It's a shame, because Ilgenfritz might have been (and might still one day be) a different voice for the NYC improv scene. As evidenced on his trio record with saxophonist Jonathan Moritz and drummer John McLellan, Ilgenfritz has a rare sense of sparsity and silence without sacrificing the organic feeling of his playing. The whole trio, in fact, is deceptive in their structure and tonalities. Rather than playing for irony or deconstruction, they play slow but warm music. McLellan can suggest speed while playing at a snail's pace and Moritz can invoke Sonny Rollins in a scattered phrase. The nine tracks are seemingly without theme or solocertainly without rousing barnstormyet are enjoyably non-obtuse. The disc itself, nicely folded into an attractive paper cover, is limited to 550 copies.
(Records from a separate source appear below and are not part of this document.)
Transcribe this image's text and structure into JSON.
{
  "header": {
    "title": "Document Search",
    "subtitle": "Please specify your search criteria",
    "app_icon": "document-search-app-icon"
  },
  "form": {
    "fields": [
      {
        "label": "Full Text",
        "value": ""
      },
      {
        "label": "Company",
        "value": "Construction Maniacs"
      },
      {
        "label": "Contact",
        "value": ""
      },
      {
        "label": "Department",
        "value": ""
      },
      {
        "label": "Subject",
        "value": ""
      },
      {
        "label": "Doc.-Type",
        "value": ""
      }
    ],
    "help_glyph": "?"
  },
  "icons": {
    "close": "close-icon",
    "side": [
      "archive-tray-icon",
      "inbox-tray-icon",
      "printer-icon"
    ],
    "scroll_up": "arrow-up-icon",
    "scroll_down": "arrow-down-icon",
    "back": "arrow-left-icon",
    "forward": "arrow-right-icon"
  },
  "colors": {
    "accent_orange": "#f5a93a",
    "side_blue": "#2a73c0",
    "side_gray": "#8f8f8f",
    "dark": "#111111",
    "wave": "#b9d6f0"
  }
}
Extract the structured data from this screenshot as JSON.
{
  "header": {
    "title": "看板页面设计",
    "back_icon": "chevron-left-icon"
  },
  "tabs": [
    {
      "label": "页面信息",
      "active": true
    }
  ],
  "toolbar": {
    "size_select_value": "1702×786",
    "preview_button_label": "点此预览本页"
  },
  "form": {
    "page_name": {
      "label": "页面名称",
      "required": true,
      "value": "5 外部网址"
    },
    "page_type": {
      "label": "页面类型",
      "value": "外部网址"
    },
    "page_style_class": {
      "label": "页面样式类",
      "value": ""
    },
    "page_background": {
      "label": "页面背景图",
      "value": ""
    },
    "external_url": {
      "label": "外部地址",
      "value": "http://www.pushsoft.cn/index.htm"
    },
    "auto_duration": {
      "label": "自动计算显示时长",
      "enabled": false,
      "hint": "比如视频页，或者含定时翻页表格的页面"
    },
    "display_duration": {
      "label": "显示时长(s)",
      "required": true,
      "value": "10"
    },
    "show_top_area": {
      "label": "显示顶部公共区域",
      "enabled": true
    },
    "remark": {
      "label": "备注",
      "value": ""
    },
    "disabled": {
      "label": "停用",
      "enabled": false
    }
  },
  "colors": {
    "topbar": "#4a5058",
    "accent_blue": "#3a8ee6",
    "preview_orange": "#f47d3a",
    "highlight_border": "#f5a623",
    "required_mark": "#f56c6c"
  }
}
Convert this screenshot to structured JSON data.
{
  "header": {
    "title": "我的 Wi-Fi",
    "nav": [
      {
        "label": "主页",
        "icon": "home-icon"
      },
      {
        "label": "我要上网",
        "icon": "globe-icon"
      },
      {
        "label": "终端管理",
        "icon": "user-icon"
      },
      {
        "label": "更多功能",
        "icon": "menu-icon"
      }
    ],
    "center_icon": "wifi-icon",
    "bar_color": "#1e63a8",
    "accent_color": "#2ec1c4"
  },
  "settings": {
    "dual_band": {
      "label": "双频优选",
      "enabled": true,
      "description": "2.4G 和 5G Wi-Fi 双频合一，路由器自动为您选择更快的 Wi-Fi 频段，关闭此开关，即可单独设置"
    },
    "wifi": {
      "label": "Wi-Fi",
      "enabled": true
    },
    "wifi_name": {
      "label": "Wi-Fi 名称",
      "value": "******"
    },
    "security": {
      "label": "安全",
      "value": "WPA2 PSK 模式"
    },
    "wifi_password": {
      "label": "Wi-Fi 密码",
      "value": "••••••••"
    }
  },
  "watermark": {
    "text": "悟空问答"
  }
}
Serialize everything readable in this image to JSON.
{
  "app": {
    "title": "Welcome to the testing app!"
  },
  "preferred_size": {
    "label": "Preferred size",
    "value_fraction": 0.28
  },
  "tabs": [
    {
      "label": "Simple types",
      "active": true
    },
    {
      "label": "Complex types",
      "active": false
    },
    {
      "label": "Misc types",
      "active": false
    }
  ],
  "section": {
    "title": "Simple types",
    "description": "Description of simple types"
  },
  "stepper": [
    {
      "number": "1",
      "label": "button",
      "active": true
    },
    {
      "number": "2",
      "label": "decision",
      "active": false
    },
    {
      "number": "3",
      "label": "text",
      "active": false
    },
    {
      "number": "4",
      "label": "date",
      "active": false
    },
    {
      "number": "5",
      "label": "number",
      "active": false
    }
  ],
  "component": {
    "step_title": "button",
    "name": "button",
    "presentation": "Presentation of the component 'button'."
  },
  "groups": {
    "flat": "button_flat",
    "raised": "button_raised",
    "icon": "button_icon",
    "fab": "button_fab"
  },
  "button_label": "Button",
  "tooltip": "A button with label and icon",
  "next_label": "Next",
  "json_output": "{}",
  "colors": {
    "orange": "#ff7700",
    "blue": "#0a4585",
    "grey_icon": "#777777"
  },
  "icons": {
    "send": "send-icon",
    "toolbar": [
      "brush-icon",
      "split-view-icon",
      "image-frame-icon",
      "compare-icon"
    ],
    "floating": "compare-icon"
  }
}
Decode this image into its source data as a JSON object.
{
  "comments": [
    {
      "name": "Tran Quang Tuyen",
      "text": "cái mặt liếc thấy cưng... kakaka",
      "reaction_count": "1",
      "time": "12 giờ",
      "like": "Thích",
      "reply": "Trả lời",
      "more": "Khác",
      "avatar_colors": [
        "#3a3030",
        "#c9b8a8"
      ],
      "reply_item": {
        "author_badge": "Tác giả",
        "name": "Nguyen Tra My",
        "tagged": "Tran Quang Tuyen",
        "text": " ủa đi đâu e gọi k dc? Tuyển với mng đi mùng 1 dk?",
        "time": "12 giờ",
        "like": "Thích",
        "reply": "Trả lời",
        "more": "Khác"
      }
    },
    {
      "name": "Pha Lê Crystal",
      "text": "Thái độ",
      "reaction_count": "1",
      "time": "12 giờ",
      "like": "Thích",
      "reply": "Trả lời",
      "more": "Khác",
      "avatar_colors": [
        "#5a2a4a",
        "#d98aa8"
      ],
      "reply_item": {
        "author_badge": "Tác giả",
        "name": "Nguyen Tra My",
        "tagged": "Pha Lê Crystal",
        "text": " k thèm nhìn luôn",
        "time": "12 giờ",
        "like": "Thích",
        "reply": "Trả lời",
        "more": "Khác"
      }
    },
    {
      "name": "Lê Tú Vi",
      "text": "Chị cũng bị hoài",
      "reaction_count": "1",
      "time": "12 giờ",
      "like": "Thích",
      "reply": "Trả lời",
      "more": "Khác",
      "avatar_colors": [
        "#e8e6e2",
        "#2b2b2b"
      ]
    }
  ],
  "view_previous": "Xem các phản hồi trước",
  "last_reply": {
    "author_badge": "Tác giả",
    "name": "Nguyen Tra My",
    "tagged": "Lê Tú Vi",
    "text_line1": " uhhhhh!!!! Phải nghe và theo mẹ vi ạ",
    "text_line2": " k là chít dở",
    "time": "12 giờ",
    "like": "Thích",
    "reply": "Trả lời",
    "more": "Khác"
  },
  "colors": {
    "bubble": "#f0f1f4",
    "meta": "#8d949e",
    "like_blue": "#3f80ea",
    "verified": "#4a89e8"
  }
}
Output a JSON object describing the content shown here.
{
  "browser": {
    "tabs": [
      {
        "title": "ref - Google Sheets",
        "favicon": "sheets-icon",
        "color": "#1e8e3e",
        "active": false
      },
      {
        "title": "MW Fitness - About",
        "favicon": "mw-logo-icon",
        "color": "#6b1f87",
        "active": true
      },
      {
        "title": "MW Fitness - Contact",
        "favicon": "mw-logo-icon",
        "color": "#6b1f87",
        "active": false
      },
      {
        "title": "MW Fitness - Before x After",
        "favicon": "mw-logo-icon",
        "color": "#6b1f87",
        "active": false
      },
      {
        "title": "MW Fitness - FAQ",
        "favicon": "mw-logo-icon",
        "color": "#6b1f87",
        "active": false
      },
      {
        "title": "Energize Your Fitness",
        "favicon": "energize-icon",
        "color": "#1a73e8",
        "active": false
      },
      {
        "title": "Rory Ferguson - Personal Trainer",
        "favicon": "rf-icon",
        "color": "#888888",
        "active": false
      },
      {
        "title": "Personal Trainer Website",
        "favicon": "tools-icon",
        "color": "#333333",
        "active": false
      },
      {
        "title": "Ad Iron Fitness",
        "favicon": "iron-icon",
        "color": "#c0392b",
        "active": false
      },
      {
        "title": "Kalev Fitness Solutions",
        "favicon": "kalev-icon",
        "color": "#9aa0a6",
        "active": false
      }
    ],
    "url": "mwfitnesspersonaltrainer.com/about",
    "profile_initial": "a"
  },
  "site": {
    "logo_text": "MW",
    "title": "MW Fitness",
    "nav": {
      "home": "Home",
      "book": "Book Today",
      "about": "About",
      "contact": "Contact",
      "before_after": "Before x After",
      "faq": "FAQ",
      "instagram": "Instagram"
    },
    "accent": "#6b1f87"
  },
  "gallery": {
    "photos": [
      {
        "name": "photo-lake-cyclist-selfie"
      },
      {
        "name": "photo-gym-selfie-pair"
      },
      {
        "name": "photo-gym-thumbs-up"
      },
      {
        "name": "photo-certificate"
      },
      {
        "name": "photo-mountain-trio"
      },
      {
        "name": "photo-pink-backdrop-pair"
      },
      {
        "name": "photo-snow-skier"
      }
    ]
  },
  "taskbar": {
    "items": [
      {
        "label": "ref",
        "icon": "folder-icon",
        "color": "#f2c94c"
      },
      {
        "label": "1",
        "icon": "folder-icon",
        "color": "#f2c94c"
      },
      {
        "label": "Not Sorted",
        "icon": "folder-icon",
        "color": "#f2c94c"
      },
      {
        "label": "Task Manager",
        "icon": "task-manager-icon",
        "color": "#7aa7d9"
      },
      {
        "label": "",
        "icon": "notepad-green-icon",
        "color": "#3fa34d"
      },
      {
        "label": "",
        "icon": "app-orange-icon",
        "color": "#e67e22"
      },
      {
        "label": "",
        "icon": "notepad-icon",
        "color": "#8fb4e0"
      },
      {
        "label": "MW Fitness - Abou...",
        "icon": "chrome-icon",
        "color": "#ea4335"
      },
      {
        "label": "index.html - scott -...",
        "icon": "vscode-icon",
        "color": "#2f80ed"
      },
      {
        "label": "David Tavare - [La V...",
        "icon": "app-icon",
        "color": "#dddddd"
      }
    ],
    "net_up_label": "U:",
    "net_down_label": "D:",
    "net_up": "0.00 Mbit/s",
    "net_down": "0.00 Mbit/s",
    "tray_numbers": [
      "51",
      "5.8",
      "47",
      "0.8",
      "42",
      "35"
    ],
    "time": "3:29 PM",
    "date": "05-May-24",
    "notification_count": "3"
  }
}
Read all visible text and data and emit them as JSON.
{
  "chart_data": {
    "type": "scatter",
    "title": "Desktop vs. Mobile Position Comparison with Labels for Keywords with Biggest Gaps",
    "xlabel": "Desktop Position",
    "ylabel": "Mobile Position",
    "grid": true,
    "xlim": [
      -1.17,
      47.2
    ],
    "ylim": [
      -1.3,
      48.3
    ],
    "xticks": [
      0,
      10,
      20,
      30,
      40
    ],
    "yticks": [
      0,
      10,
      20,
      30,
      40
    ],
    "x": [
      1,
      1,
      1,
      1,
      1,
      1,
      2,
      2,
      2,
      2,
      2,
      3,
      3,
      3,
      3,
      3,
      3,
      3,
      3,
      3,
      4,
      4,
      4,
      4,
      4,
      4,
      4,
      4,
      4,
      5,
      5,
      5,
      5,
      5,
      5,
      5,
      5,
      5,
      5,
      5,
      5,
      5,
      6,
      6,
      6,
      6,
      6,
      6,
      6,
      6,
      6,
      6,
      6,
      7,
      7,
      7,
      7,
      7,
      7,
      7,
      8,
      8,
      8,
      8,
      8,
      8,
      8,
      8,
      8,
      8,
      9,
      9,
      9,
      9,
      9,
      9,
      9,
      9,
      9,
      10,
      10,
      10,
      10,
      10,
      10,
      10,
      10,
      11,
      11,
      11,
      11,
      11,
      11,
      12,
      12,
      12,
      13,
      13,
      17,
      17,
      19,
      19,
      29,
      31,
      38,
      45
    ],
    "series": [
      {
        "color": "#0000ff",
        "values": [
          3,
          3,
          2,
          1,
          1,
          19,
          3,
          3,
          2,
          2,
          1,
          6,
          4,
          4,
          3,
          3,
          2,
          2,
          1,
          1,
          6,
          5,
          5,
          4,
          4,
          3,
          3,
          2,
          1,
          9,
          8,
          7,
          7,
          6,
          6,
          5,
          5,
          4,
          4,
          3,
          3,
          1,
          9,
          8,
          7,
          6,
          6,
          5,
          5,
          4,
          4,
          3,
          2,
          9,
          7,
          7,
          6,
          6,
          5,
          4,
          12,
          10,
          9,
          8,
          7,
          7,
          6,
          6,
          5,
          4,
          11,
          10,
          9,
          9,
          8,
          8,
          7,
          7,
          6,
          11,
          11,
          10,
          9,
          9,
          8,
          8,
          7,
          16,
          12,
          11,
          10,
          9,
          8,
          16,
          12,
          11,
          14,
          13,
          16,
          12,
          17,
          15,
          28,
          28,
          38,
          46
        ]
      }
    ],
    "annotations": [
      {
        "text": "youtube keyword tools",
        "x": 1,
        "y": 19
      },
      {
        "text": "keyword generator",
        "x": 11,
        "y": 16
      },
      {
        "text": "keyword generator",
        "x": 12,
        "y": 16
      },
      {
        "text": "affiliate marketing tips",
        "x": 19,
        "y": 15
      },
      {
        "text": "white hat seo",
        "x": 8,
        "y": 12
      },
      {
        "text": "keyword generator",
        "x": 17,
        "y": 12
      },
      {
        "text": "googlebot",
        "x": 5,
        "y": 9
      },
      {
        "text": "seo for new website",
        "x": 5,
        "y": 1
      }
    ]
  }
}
The 11 tracks on the Sound Infusion collection suggest a new angle on community, a slightly different take created by Ilgenfritz the curator. He appears on four tracks, including a lovely solo piece and an unexpected trio with Steve Swell (trombone) and Chris Peck (electronics). Also included are a great Jessica Pavone/Mary Halvorson violin/guitar duet, a loose swing from Dealbreaker (with Aaron Ali Shaikh on saxophone) and a Reuben Radding/Daniel Carter duo. Many likely missed Ilgenfritz during his New York tenure. Let's hope for a speedy return.
Personnel: Jonathan Moritz; John Mclellan; James Ilgenfritz
Personnel: Reuben Radding; Daniel Carter; Jessica Pavone; Mary Halvorson; Steve Swell; Nate Wooley; Mike Pride; James Ilgenfritz; and others.
I love jazz because it's so different than pop and has an emotional pull that other music does not have.
I was first exposed to jazz when I saw Dave Brubeck in 1974.
The first jazz record I bought was Bitches Brew by Miles Davis.